I was glad to get in a good workout at our pool this afternoon. The hot weather made it a nice mid afternoon activity as well. This next week I begin some planned workouts with my trainer at the fitness center and am eager to see some good results over the next two months.
This next week is my “official” start as Director of the Larimer County Energy Action Project (LEAP). I’m looking forward to being involved in this important area of activity for our county and state.
BIBLE VERSE FOR TODAY… “Saul…said, “You are a better man than I am. You have been good to me, but I have done wrong to you. You told me what good things you did. The Lord handed me over to you, but you did not kill me. People don’t normally let an enemy get away like this, do they? May the Lord reward you because you were good to me today. I know you will surely be king, and you will rule the kingdom of Israel.” 1 Samuel 24:16-20 NCV
I have just finished reading through 1 Samuel. Almost half of the book deals with the anointing of David to be King following the rebellion of Saul and then Saul trying to kill David because of jealousy and paranoia. When the prophet Samuel went to the house of Jesse and anointed his youngest son David as the next King we read two important statements of contrast, “From that day on, the Lord’s Spirit worked in David….But the Lord’s Spirit had left Saul…” (1 Samuel 16:13,14)

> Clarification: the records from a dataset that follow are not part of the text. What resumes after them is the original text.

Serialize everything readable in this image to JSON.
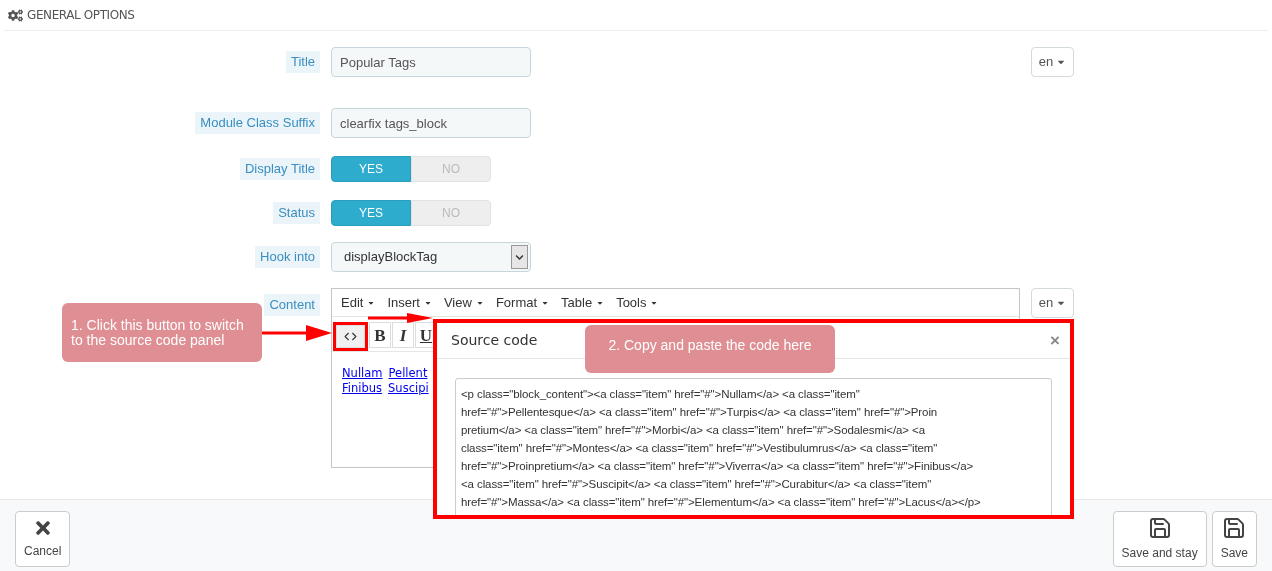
{
  "header": {
    "title": "GENERAL OPTIONS"
  },
  "fields": [
    {
      "kind": "text",
      "label": "Title",
      "value": "Popular Tags",
      "language": "en"
    },
    {
      "kind": "text",
      "label": "Module Class Suffix",
      "value": "clearfix tags_block"
    },
    {
      "kind": "toggle",
      "label": "Display Title",
      "options": [
        {
          "label": "YES",
          "selected": true
        },
        {
          "label": "NO",
          "selected": false
        }
      ]
    },
    {
      "kind": "toggle",
      "label": "Status",
      "options": [
        {
          "label": "YES",
          "selected": true
        },
        {
          "label": "NO",
          "selected": false
        }
      ]
    },
    {
      "kind": "select",
      "label": "Hook into",
      "value": "displayBlockTag"
    },
    {
      "kind": "editor",
      "label": "Content",
      "language": "en",
      "menus": [
        "Edit",
        "Insert",
        "View",
        "Format",
        "Table",
        "Tools"
      ],
      "toolbar": [
        "B",
        "I",
        "U"
      ],
      "link_lines": [
        [
          "Nullam",
          "Pellent"
        ],
        [
          "Finibus",
          "Suscipi"
        ]
      ]
    }
  ],
  "source_dialog": {
    "title": "Source code",
    "close": "×",
    "code_lines": [
      "<p class=\"block_content\"><a class=\"item\" href=\"#\">Nullam</a> <a class=\"item\"",
      "href=\"#\">Pellentesque</a> <a class=\"item\" href=\"#\">Turpis</a> <a class=\"item\" href=\"#\">Proin",
      "pretium</a> <a class=\"item\" href=\"#\">Morbi</a> <a class=\"item\" href=\"#\">Sodalesmi</a> <a",
      "class=\"item\" href=\"#\">Montes</a> <a class=\"item\" href=\"#\">Vestibulumrus</a> <a class=\"item\"",
      "href=\"#\">Proinpretium</a> <a class=\"item\" href=\"#\">Viverra</a> <a class=\"item\" href=\"#\">Finibus</a>",
      "<a class=\"item\" href=\"#\">Suscipit</a> <a class=\"item\" href=\"#\">Curabitur</a> <a class=\"item\"",
      "href=\"#\">Massa</a> <a class=\"item\" href=\"#\">Elementum</a> <a class=\"item\" href=\"#\">Lacus</a></p>"
    ]
  },
  "callouts": [
    {
      "text": "1. Click this button to switch to the source code panel"
    },
    {
      "text": "2. Copy and paste the code here"
    }
  ],
  "footer": {
    "buttons": [
      {
        "kind": "cancel",
        "label": "Cancel"
      },
      {
        "kind": "save",
        "label": "Save and stay"
      },
      {
        "kind": "save",
        "label": "Save"
      }
    ]
  }
}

David was anointed King, but he was not ready to be King. The journey from being shepherd of sheep to being King of Israel was not simply a matter of waiting, but it was a matter of testing. We see David as a “harp player” summonsed to help calm the disturbing moods and spirits that came upon Saul. David was Saul’s bodyguard and his most trusted and successful general. But David’s popularity turned a paranoid Saul against him.
David would spend years on the run from Saul in the wilderness. David, as a brave and successful warrior, knew how to fight, but he also knew when to flee. That kind of wisdom would be critical to his leadership as King. David had to make a choice, he had to allow God’s promise and plan to come about in God’s way and in God’s time, or he would be arrogant and aggressive and fight for himself.
David’s road to the throne was through a wilderness filled with trouble. Those experiences as a fugitive were his school of leadership and personal development that prepared him to establish a dynasty in Israel. David learned to trust in the Lord and cry out to Him. As a result, we have many of the Psalms that we do which encourage us today from what David went through, how he responded and what he learned.
David learned that when you honor the Lord and honor others, you will be honored. We see this when David revered Saul as “God’s anointed” even though he had been anointed as Saul’s successor. David’s character and conduct in this test and in future actions as King won him favor in the eyes of the people.
David learned that every opportunity to “win” is not God’s winning plan. Or as my pastor recently commented, “not every opportunity for victory is the time for victory.” We read accounts of how David had the opportunity to twice kill King Saul. But he refused to take Saul’s life or let his men do it for him and then hind behind their actions, claiming he wasn’t guilty. This is one of the most challenging concepts of following God’s will for our life. We pray for “open doors” but we need wisdom to know if an “open door” is God’s will or God’s test.
David learn that how lead and influence others and call them to a higher standard. [David] said to his men, “May the Lord keep me from doing such a thing to my master! Saul is the Lord’s appointed king. I should not do anything against him, because he is the Lord’s appointed king!” David used these words to stop his men; he did not let them attack Saul.” (1 Samuel 24:6,7)
In contrast to David’s control over his men, we see Saul disobeyed the Lord in fear of his men. Saul said to Samuel, “I have sinned, for I have transgressed the commandment of the LORD and your words, because I feared the people and obeyed their voice. (1 Samuel 15:24 ESV) We see Saul instead of leading his men with faith, courage and strength; lead from the fear of his men and succumbed to their will.
David learned how to be a “man after God’s own heart” instead of a man after Saul’s heart. He chose not to fight Saul, as Saul was fighting him. He submitted himself to the Lord and followed the Lord’s directions. When the Lord said it was time to fight, David fought and won. But he wasn’t afraid to wait patiently for the Lord’s timing and plan to be fulfilled in his life.
“I waited patiently for the Lord; he inclined to me and heard my cry. He drew me up from the pit of destruction,
out of the miry bog, and set my feet upon a rock, making my steps secure.He put a new song in my mouth, a song of praise to our God. Many will see and fear, and put their trust in the Lord.” (Psa. 40:1-3 ESV)
We can be thankful for the Lord’s plan and purpose for our life. But the true test and choice is accepting the fulfillment of the Lord’s plan by our patience and trust or forcing the Lord’s plan through relying on our own wisdom and resources.